DATASET CONTENT:
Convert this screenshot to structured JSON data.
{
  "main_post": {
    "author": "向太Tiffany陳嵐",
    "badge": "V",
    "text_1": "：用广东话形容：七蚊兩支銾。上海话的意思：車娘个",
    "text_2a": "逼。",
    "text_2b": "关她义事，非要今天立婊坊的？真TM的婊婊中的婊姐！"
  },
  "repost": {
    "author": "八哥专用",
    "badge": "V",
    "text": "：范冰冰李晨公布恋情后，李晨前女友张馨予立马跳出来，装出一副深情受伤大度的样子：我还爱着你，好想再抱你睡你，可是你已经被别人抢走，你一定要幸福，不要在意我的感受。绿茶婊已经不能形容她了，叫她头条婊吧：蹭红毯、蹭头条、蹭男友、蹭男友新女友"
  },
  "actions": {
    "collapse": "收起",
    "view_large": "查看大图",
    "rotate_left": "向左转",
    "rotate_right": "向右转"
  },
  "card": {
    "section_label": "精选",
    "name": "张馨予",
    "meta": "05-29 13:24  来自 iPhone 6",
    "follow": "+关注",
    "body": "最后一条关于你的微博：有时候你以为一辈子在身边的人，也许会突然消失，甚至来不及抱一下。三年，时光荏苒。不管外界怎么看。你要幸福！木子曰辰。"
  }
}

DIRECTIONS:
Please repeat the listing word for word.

SOLUTION TO THIS PROBLEM:
Convert this screenshot to structured JSON data.
{
  "main_post": {
    "author": "向太Tiffany陳嵐",
    "badge": "V",
    "text_1": "：用广东话形容：七蚊兩支銾。上海话的意思：車娘个",
    "text_2a": "逼。",
    "text_2b": "关她义事，非要今天立婊坊的？真TM的婊婊中的婊姐！"
  },
  "repost": {
    "author": "八哥专用",
    "badge": "V",
    "text": "：范冰冰李晨公布恋情后，李晨前女友张馨予立马跳出来，装出一副深情受伤大度的样子：我还爱着你，好想再抱你睡你，可是你已经被别人抢走，你一定要幸福，不要在意我的感受。绿茶婊已经不能形容她了，叫她头条婊吧：蹭红毯、蹭头条、蹭男友、蹭男友新女友"
  },
  "actions": {
    "collapse": "收起",
    "view_large": "查看大图",
    "rotate_left": "向左转",
    "rotate_right": "向右转"
  },
  "card": {
    "section_label": "精选",
    "name": "张馨予",
    "meta": "05-29 13:24  来自 iPhone 6",
    "follow": "+关注",
    "body": "最后一条关于你的微博：有时候你以为一辈子在身边的人，也许会突然消失，甚至来不及抱一下。三年，时光荏苒。不管外界怎么看。你要幸福！木子曰辰。"
  }
}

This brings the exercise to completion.